Poker is a card game with a variety of rules that can be played by two or more players. It is a game of chance and skill, where the player with the best hand wins. The game is usually played for money, called chips. A person can buy in to the game for a certain number of chips, then bet them during a betting interval, called a round, according to the specific rules of the particular poker variant being played.
There are many different poker variants, but they all share some basic principles. For example, a hand of five cards is the highest hand, and it wins the pot. There are also different strategies for bluffing, which can make or break a hand. A successful bluff requires careful observation of your opponents and knowledge of relative hand strength. If you are just starting out, it is a good idea to avoid bluffing.

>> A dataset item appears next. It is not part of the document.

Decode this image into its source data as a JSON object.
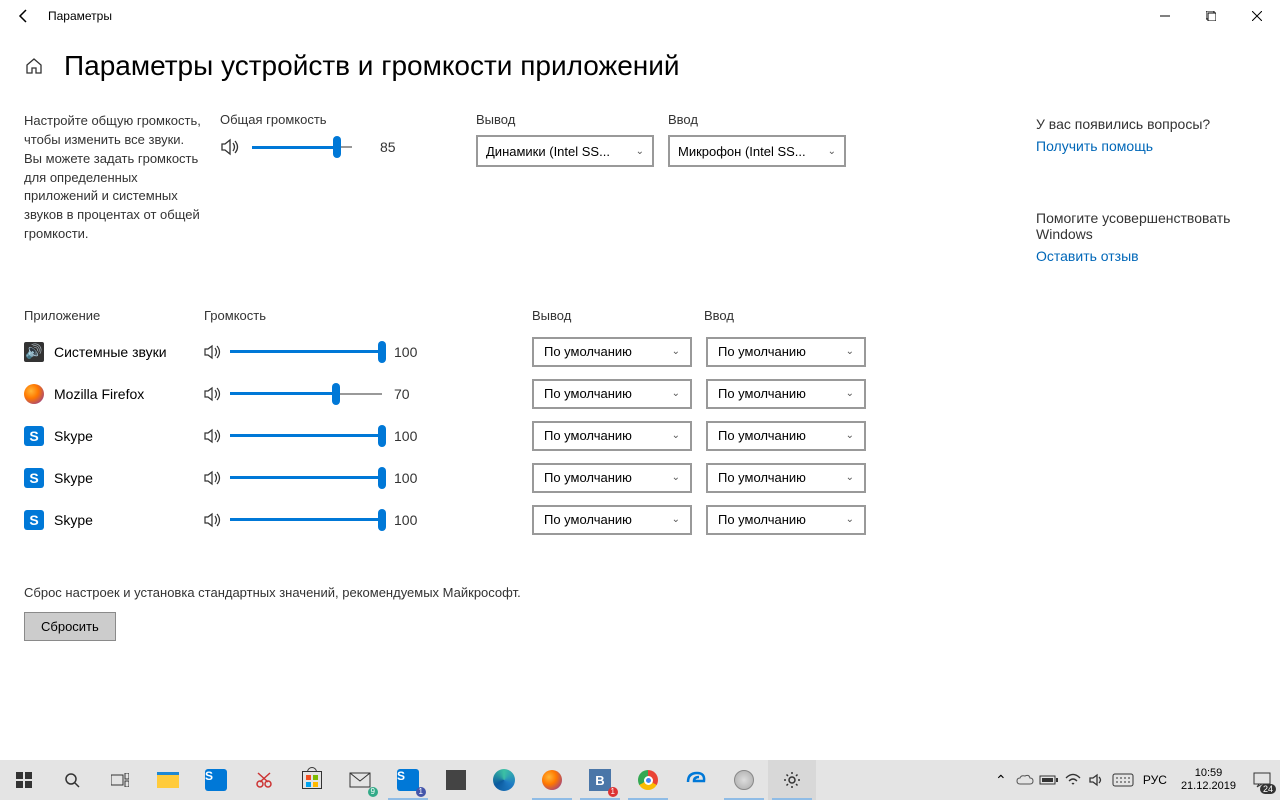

A good poker game is usually played with a minimum of six players. However, it can be played with any number of players, from two to fourteen. The objective is to win the pot, which is the total amount of bets made in one deal. A player can win the pot by having the highest-ranking poker hand or by putting in a bet that no other player calls.
Before the cards are dealt, players must decide whether to “call” a bet or “raise” it. If they call the bet, they must place in the pot at least as many chips as the player who raised it. If they raise it, the other players must either call it or fold their cards.
Another important aspect of poker is position. If you are in the late position, it is easier to read your opponents and make bets that are profitable. This is especially true in high-stakes games, where you can play against some of the world’s best players. Observing your opponents’ actions and studying bet sizes are key to improving your poker game.
While luck is always a factor in poker, the skill of a player can greatly outweigh luck. A skilled player will minimize their losses and maximize their winnings, while a bad player will lose more than they win.
One of the most effective ways to improve your poker game is to practice at home, using online poker sites or free poker apps. This way, you can observe all the action at a single table and learn from the mistakes of other players. You can even try out new strategies by playing at different tables before you decide on your favorite. This will help you refine your game and develop a winning strategy that is unique to you. You can also work on your physical game by practicing long sessions, staying focused and keeping your mind sharp. This will ensure that you are able to handle the long hours of poker and stay committed to your improvement.